» GIVEN RECORDS:

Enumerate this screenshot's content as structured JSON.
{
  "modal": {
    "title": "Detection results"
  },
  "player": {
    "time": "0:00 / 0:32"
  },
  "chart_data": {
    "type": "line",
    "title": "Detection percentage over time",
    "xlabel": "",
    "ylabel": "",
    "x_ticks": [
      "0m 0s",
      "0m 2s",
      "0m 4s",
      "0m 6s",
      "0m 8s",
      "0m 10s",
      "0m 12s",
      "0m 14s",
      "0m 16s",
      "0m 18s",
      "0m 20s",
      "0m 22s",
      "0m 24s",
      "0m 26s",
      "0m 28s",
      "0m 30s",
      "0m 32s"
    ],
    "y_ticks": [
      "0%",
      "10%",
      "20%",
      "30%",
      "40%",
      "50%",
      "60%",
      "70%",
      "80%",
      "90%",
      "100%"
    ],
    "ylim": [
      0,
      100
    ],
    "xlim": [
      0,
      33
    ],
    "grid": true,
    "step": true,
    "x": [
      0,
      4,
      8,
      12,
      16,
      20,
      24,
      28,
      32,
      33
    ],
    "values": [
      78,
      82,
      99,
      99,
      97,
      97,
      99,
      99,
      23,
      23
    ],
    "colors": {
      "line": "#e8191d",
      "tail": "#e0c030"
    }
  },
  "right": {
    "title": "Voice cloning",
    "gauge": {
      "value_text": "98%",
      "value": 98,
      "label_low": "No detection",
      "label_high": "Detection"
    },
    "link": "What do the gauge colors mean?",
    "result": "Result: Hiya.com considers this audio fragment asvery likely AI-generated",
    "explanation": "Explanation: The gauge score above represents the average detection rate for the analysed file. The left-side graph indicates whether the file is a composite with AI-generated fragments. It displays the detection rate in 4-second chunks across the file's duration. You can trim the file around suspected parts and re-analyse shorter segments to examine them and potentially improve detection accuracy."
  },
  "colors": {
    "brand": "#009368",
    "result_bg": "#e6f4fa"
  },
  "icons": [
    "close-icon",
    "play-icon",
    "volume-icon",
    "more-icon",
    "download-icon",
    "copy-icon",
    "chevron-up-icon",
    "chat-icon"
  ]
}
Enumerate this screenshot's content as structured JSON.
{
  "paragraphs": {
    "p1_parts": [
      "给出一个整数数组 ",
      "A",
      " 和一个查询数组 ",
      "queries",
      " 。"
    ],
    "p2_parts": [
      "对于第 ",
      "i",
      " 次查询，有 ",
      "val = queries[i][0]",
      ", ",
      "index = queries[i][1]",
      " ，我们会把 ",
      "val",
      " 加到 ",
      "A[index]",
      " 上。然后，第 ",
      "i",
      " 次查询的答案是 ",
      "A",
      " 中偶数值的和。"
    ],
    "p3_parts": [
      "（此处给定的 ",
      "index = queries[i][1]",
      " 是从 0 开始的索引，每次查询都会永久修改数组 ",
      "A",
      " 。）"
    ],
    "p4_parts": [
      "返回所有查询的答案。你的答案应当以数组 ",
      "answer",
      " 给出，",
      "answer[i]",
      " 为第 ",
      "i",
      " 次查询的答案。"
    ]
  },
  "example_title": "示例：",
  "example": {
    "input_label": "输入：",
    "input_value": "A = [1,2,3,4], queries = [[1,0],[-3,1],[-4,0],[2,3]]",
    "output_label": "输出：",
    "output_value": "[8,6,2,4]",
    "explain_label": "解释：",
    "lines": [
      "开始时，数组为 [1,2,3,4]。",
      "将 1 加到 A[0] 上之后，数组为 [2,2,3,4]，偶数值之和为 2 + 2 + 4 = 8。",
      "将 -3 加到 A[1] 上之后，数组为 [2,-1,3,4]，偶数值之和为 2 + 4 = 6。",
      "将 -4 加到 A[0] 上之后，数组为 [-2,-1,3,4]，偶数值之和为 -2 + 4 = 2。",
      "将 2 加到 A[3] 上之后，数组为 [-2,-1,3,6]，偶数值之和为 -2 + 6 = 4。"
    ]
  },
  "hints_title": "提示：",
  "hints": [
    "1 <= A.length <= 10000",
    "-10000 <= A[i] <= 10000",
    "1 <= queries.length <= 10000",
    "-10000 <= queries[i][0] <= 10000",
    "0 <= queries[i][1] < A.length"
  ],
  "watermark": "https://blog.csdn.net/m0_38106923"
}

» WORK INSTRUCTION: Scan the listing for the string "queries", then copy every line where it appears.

» RESULT OF THIS EXERCISE:
      "queries",
      "val = queries[i][0]",
      "index = queries[i][1]",
      "index = queries[i][1]",
    "input_value": "A = [1,2,3,4], queries = [[1,0],[-3,1],[-4,0],[2,3]]",
    "1 <= queries.length <= 10000",
    "-10000 <= queries[i][0] <= 10000",
    "0 <= queries[i][1] < A.length"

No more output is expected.